It was good to renew my acquaintances with some of the monks I first met last year, and the obvious signs of continued growth, including the completion of St Herman’s House and the new candle workshop, made this an eventful and fruitful visit.

Proceed to the Gallery page for Hermitage of the Holy Cross…

New Gallery Posted! Holy Archangel Michael & All Angels Skete

I’ve just uploaded the new gallery of almost two-dozen photographs from my recent stay at Holy Archangel Michael & All Angels Skete in northwest Missouri. Included are some excerpts from the skete’s website, and additional links and information.

Proceed to the new Gallery…

I’m finally getting caught up on photo editing after three weeks of continuous travel, and plan to post more galleries in the days ahead, so stay tuned!

As always, thank you for your support and prayers!

 

Missouri Trip, Part 1 – Holy Archangel Michael and All Angels Skete

Travel these days is nearly continuous for the Thebaid Project, for which I am very thankful! And I am greatly anticipating my first pilgrimage to Holy Archangel Michael and All Angels Skete, in Weatherby, Missouri, September 25-28. 

From the Skete’s website, you can get a real sense of their life and growth:

We are two communities serving God as one, Holy Archangel Michael and All Angels Skete (led by Hieromonk Alexii) and St. Xenia Sisterhood (led by Abbess Brigid). The brotherhood has two monks and one novice; and the sisterhood has three nuns and one novice.

Thanks to the mercies of our Kind Creator and Savior, Jesus Christ, the prayers and sacrificial gifts of many, we acquired a property that included a total of 80-acres, with 15-acres of farmable pasture, 65-acres of forest, trails, and ponds, and 7 well-built structures….

Continue reading “Missouri Trip, Part 1 – Holy Archangel Michael and All Angels Skete”

New Photo Gallery: Monastery of the Glorious Ascension

I am very excited to share with you some images from my recent visit to the Monastery of the Glorious Ascension in Resaca GA.

The rugged beauty of the forested grounds, nestled in the mountains of northwest Georgia, and the luminous chapel and monastery building, stir the heart and evoke a deep yearning for God, for the Living God.

I invite you to explore the many new images from Glorious Ascension in the Gallery, and stay tuned, as I am heading to Panagia Vlahernon in Central Florida tomorrow, and hope to have even more photographs posted here early next week.

Proceed to the Photo Gallery…

A Hermit’s Cell in the Russian North

“There is nothing here, at the Cell – no golden domes, no beautiful lakes, no trees to shelter and soothe.

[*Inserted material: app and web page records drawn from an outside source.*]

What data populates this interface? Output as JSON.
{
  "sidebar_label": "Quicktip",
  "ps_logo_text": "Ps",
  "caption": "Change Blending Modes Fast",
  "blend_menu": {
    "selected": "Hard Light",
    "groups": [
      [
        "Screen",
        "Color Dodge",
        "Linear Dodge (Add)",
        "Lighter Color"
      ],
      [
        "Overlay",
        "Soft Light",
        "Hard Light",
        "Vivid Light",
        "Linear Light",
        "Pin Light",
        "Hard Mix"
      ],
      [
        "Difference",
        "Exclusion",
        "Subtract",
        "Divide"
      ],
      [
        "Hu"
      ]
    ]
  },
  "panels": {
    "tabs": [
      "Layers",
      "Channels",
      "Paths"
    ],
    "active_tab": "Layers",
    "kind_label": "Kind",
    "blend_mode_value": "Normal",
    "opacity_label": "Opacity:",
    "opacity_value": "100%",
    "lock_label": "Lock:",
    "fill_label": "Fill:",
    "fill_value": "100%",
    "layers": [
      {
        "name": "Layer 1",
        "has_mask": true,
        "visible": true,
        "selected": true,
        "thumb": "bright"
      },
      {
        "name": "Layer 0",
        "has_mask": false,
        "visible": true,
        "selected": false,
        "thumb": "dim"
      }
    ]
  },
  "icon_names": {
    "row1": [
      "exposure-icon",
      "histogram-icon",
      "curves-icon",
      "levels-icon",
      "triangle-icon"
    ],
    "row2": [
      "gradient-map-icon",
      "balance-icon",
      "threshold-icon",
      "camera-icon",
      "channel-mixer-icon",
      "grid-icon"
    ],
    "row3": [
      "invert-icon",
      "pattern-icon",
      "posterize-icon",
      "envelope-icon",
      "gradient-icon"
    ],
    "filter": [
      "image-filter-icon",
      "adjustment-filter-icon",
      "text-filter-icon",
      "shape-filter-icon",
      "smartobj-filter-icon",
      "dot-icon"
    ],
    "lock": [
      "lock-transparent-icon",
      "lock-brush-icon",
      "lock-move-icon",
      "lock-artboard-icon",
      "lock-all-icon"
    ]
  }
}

Bare earth, bare sea, bare sky – the skeleton of God’s creation, the naked bones against which all else seem un-necesary details…”

When I stumbled onto this blog post by Fr Seraphim Aldea it reminded me that I hope to find such places even here in the North American Thebaid. Perhaps in Alberta, or Nova Scotia? We shall see!

The Hermit Cell in the Russian North

by Fr. Seraphim (Aldea), Monastery of All Celtic Saints (Mull Monastery), August 28, 2017:

A Hermit’s Chapel in the Russian North; photo from Fr Seraphim Aldea at mull monastery.com

The Solovetsky Archipelago is less than 200 miles from the North Circle. To the North-East of the main Solovetsky island, silent and beaten by rabid winds, is Anzer – the isle of the Solovets hermits. Here, on a small peninsula, merely a few metres narrow and completely open to the sea is the small Cell of St Kirill of the New Lake. The storms have wiped all trees from this strip of land – nothing survives here, except small tundra bushes, mushrooms and wild berries. And one hermit, who is not even a monk, because he does not think himself worthy to wear the monastic habit.

Continue reading “A Hermit’s Cell in the Russian North”

Abbot Damascene Interview: Video 5 of 6

“The teaching of Father Seraphim Rose about the patristic view of the creation of the world and its impact to the life of the modern man and Christian is the subject of this part of interview to Pemptousia, given by father Damascene, Abbot of the Monastery of St. Herman of Alaska in California.”

Part 1 | Part 2 | Part 3 | Part 4 | Part 5 | Part 6

September 2 will mark the 35th anniversary of the repose of Hieromonk Seraphim (Rose) of Platina. In the weeks leading up to this date, I will be occasionally posting a variety of media and articles of interest.

 

Source: Pemptousia